For example, a 2019 report from UK HR company, Breathe revealed that unexplained mental health absences at work cost the UK economy up to £1.4 billion a year.

Low sick leave + high turnover = an unhappy and unproductive workforce?

According to HR Magazine, late 2017 saw UK staff turnover rates reach a five year high. A year later, statistics gleaned from the ONS seemed to suggest that sick leave rates from work were the lowest on record.

According to 2018 statistics taken from The Guardian, over half a million people in the UK suffer from ‘workplace stress‘ including depression and anxiety.

What does this mean?

Namely that there’s a culture of presenteeism, a fear of taking sick leave and a tolerance of long hours, which means when staff can’t go on whether that’s due to sickness, mental health issues or general burnout, they would rather leave their job than try to change their immediate working environment for the better.

Is the UK a stressful place to work?

Not only this, according to 2018 statistics taken from The Guardian, over half a million people in the UK suffer from ‘workplace stress‘ including depression and anxiety. At best workplace stress can lead to high rates of staff turnover in a company, at worst it can lead to long-term illness and even to breakdowns, where recovery isn’t easy.

While we can’t say with certainty that these factors would improve by reducing working hours and extending holiday periods, but the fact that employers are grappling with job-hopping, burned out and sick employees shows that changes have to be made regardless.

Could addressing these issues save you money?

What we do know is that the status quo isn’t working in terms of achieving optimum employee productivity and attendance. So, even if you’re not a Labour supporter, surely the points put forward by McDonnell and his party, at the very least, provide some ‘food for thought’?

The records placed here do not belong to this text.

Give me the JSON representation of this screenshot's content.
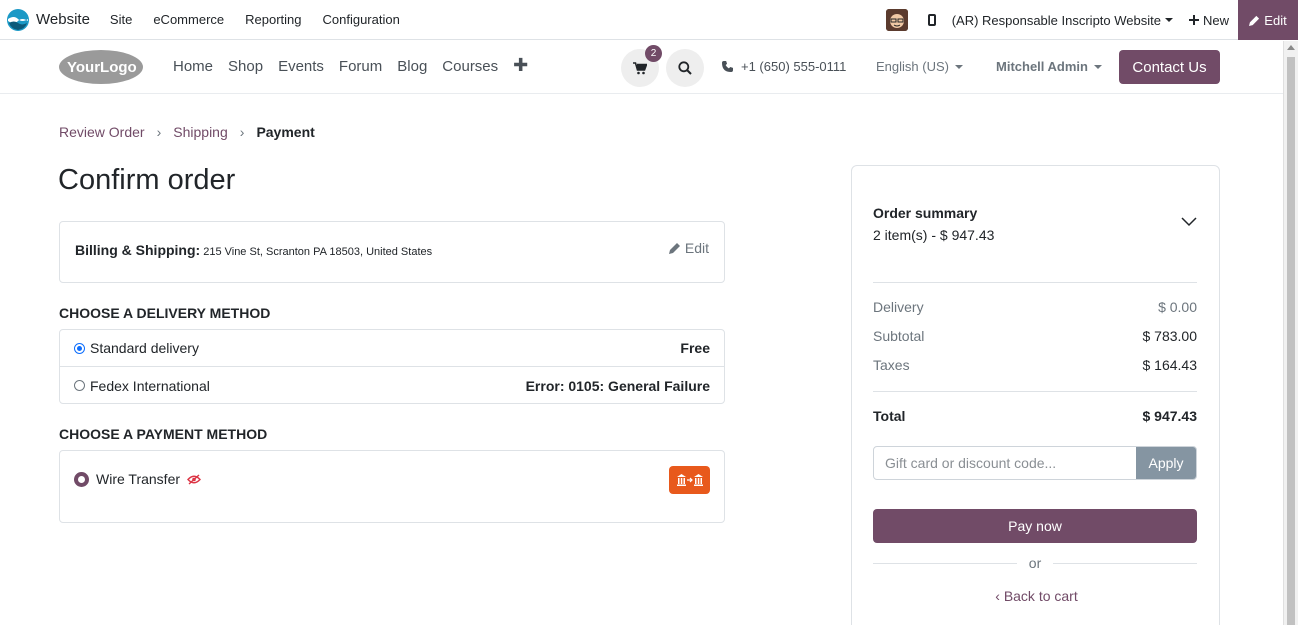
{
  "adminbar": {
    "app_name": "Website",
    "menus": [
      "Site",
      "eCommerce",
      "Reporting",
      "Configuration"
    ],
    "company": "(AR) Responsable Inscripto Website",
    "new_label": "New",
    "edit_label": "Edit"
  },
  "header": {
    "logo_text": "YourLogo",
    "nav": [
      "Home",
      "Shop",
      "Events",
      "Forum",
      "Blog",
      "Courses"
    ],
    "cart_count": "2",
    "phone": "+1 (650) 555-0111",
    "language": "English (US)",
    "user": "Mitchell Admin",
    "contact_label": "Contact Us"
  },
  "breadcrumb": {
    "steps": [
      "Review Order",
      "Shipping",
      "Payment"
    ]
  },
  "page_title": "Confirm order",
  "address": {
    "label": "Billing & Shipping:",
    "value": "215 Vine St, Scranton PA 18503, United States",
    "edit_label": "Edit"
  },
  "delivery": {
    "title": "CHOOSE A DELIVERY METHOD",
    "methods": [
      {
        "name": "Standard delivery",
        "price": "Free",
        "selected": true
      },
      {
        "name": "Fedex International",
        "price": "Error: 0105: General Failure",
        "selected": false
      }
    ]
  },
  "payment": {
    "title": "CHOOSE A PAYMENT METHOD",
    "method": "Wire Transfer"
  },
  "summary": {
    "title": "Order summary",
    "items": "2 item(s) -  $ 947.43",
    "delivery_label": "Delivery",
    "delivery_value": "$ 0.00",
    "subtotal_label": "Subtotal",
    "subtotal_value": "$ 783.00",
    "taxes_label": "Taxes",
    "taxes_value": "$ 164.43",
    "total_label": "Total",
    "total_value": "$ 947.43",
    "discount_placeholder": "Gift card or discount code...",
    "apply_label": "Apply",
    "pay_label": "Pay now",
    "or_label": "or",
    "back_label": "Back to cart"
  },
  "colors": {
    "brand": "#714b67",
    "selected_radio": "#0d6efd",
    "payment_icon": "#e8591c"
  }
}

After all, if your staff aren’t happy, healthy productive or present, then they’re costing your business time and money.